SUPPLIED ENTRIES:
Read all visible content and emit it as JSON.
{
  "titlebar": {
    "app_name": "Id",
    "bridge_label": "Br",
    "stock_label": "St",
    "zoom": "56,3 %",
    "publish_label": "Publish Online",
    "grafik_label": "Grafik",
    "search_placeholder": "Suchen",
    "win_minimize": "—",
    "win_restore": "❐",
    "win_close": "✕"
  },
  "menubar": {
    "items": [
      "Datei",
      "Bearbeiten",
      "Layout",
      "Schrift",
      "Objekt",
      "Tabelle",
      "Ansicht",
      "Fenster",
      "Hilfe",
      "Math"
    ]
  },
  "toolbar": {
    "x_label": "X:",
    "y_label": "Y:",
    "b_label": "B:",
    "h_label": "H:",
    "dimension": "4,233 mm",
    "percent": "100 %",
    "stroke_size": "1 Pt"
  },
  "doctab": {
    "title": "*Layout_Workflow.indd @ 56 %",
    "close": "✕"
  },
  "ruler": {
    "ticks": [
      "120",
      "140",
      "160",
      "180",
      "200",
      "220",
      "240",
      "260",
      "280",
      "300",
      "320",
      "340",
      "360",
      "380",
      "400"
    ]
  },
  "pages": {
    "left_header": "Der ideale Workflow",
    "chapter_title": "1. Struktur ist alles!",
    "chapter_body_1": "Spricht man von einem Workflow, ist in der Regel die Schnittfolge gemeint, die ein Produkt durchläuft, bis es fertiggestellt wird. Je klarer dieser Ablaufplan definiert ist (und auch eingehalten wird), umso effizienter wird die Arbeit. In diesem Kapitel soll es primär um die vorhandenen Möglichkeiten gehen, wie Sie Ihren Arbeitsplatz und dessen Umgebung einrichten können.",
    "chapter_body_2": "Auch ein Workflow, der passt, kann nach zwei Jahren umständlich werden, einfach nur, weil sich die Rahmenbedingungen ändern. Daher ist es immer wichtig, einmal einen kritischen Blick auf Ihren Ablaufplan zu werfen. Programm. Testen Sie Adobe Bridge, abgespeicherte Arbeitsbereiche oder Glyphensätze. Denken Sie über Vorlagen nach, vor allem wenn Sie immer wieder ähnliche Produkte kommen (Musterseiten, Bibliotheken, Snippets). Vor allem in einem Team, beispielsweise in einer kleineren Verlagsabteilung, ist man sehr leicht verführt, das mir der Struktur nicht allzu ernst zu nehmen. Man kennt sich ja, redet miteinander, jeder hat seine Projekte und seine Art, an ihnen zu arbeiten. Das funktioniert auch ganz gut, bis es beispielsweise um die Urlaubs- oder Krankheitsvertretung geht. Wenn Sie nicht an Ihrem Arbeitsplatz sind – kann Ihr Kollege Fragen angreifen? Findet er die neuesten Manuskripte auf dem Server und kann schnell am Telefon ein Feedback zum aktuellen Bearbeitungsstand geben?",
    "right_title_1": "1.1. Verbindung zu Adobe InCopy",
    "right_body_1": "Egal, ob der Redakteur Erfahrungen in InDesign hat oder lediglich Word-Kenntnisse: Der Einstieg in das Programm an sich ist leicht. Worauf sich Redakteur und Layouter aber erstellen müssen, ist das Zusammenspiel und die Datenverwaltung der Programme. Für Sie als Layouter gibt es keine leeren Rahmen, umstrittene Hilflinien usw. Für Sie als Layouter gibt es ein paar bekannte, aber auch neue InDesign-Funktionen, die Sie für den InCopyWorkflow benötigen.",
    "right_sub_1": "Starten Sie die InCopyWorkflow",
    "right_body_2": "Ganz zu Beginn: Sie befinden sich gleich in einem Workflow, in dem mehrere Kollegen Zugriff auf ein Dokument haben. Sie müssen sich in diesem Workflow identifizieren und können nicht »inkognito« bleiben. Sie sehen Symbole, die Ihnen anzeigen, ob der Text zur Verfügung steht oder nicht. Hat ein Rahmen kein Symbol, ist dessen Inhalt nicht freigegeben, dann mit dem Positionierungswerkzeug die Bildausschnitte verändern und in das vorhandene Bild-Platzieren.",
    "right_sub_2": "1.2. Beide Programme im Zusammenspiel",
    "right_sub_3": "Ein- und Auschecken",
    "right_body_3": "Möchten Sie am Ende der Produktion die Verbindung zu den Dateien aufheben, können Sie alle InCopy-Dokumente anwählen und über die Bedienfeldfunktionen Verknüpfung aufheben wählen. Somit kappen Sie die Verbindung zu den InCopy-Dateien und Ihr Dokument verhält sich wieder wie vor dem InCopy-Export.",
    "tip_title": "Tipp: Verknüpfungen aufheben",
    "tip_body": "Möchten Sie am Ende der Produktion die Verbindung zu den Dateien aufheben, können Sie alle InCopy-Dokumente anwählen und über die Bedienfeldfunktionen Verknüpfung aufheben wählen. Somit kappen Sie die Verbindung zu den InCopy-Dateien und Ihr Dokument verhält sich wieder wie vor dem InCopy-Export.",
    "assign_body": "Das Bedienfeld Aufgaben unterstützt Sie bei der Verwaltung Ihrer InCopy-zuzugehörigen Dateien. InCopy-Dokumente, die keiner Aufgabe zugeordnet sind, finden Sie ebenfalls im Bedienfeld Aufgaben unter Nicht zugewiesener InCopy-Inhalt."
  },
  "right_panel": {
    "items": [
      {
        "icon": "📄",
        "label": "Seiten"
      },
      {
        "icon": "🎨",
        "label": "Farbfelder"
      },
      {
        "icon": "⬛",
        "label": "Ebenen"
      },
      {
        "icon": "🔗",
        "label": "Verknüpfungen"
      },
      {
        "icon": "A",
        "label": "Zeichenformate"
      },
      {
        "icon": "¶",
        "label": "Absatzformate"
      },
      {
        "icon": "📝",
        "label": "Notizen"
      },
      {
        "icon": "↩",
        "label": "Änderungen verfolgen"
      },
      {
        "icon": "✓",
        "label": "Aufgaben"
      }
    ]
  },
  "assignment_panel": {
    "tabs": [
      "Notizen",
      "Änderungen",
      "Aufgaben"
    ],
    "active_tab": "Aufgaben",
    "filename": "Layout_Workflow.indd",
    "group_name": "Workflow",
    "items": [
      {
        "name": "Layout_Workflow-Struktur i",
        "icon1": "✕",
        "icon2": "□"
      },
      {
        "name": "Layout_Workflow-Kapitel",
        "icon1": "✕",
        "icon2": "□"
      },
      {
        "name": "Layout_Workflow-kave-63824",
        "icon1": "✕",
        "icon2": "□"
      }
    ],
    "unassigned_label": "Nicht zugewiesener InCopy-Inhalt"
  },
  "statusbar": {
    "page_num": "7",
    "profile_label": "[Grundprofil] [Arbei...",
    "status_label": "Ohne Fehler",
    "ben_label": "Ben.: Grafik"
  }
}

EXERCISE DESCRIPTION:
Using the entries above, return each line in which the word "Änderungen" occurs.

EXERCISE RESPONSE:
        "label": "Änderungen verfolgen"
      "Änderungen",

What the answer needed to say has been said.